Children: In the Philippines, kids are still kids, and there is absolutely no rush to “grow up.” Playing in the streets and making up games is still a part of life. My daughter, now 19, grew up running all around the streets of our neighborhood, playing games, hanging out, learning about life. I have no doubt she’s a much more grounded person, more open minded because of her experiences as a child in the Philippines. She was free to be a kid. The rest of the world should take notice.
Filipinas: I’ve saved the best for last. No disrespect to the men here, but I’m sure even Filipino guys would agree with the following statement; If you removed all the Filipinas from the Philippines, this country would not be livable. Sure one could say that about any nation…imagine a country filled just with men? Yeah, you get the picture. But a day doesn’t go by where I fail to marvel at Filipinas. Beside the obvious beauty of so many Filipinas, there are other traits…their resourcefulness, their smiles, their work ethic, their dedication to family. The list could go on for a while.
Filipinas are always polite and friendly when approached. This may not sound like a big deal but it is if you’ve lived outside the Philippines and seen how it is in other countries. It’s almost impossible to make a rude pass at a Filipina. If you say hello to one in a supermarket or on the street, you will almost always get a smile and a reply back. You may think this is no big deal, but trust me, where I come from, if an old guy like myself –I’m 52 and I’m old in the US–says hello to a 25 year old as we wait in line at the store, I could find myself in a spot of trouble. Yes it’s that bad.

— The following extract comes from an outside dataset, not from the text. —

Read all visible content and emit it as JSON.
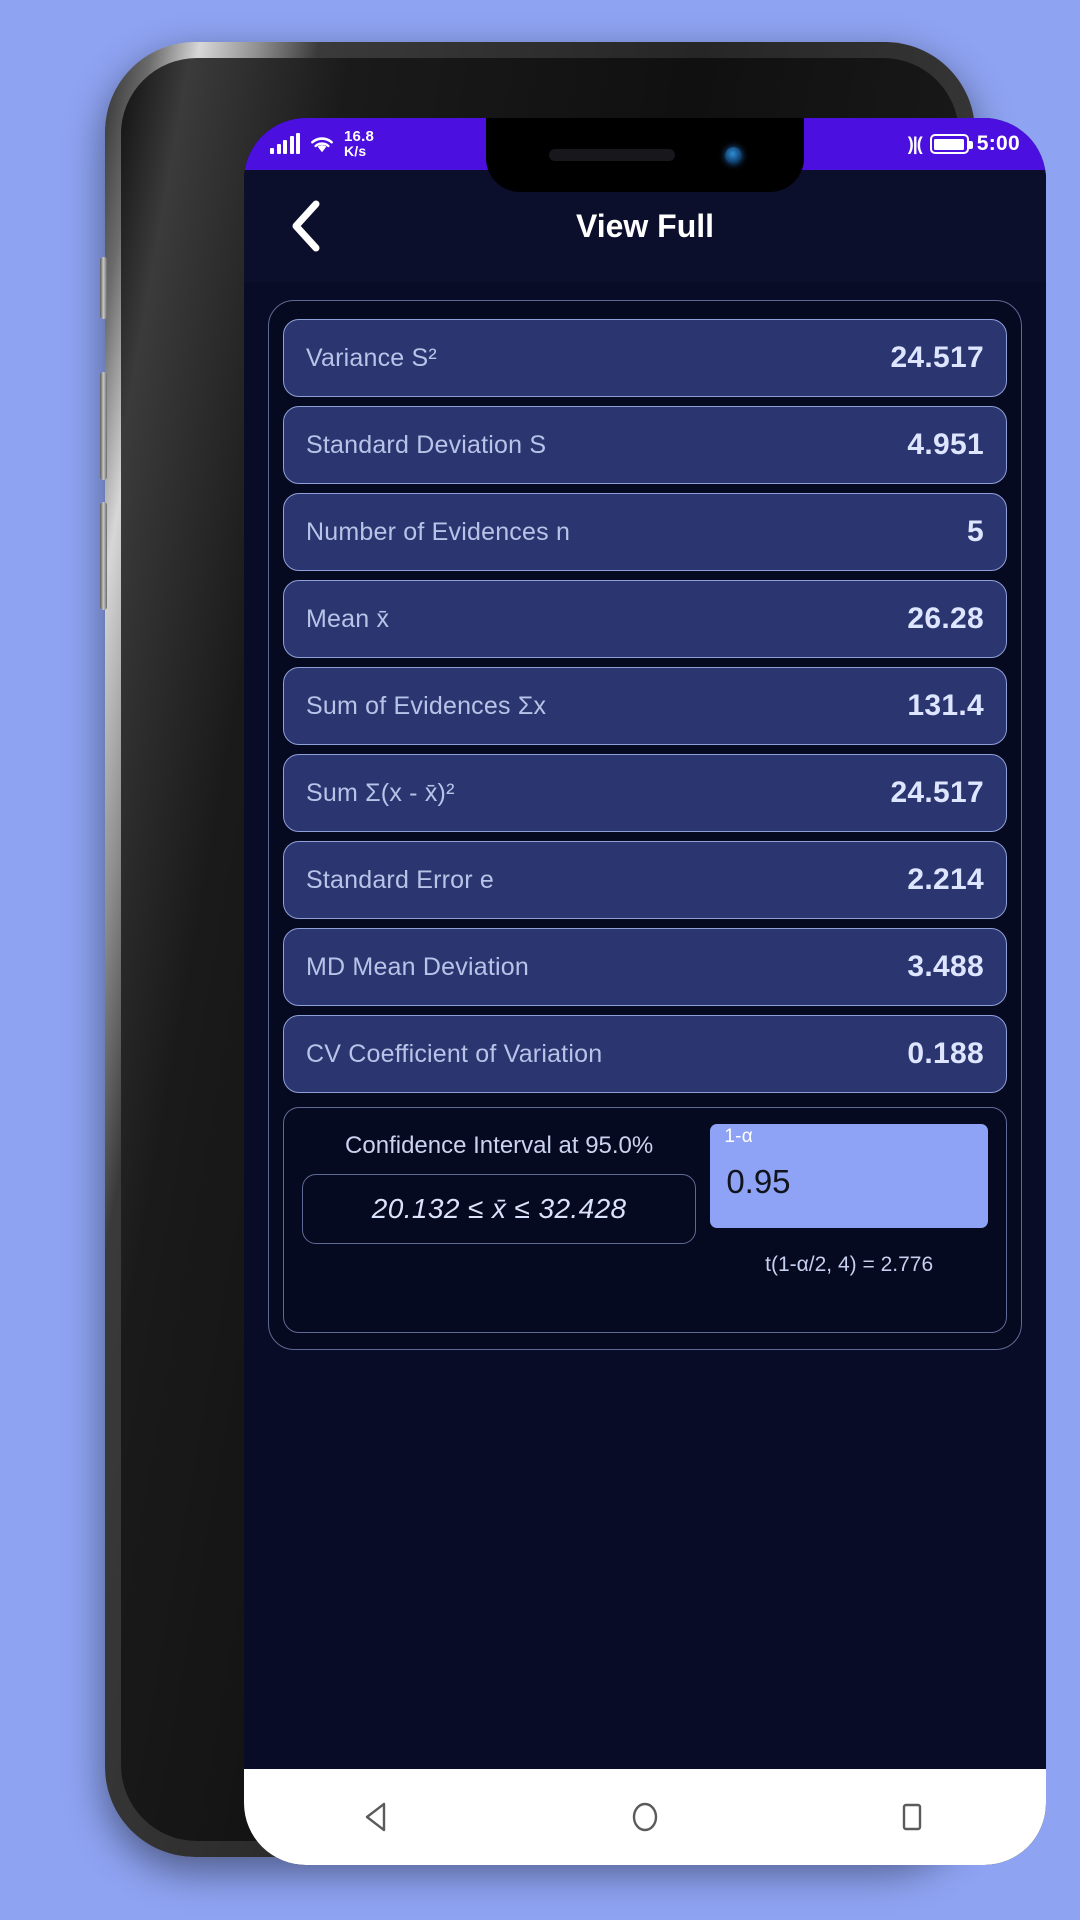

I’d personally like to give a big thanks to all Filipinas for being, well, Filipinas, the most unique and friendly women on earth. You are the glue that keeps this society humming along. Ultimately, above all the many other things that I love about the Philippines, you are the very reason why I am still here after all these years.
Ted Lerner is the author of the timeless classic book, “Hey,Joe—a slice of the city, an American in Manila,” and the book of Asian travel essays, “The Traveler & the Gate Checkers.” He works in boxing and billiards circles as a ring announcer and TV commentator. For 15 years he was the Philippines correspondent for the bible of boxing, the Ring Magazine. His articles have also appeared in many publications including the Wall St. Journal. He lives in Angeles City with his wife and 19 year old daughter.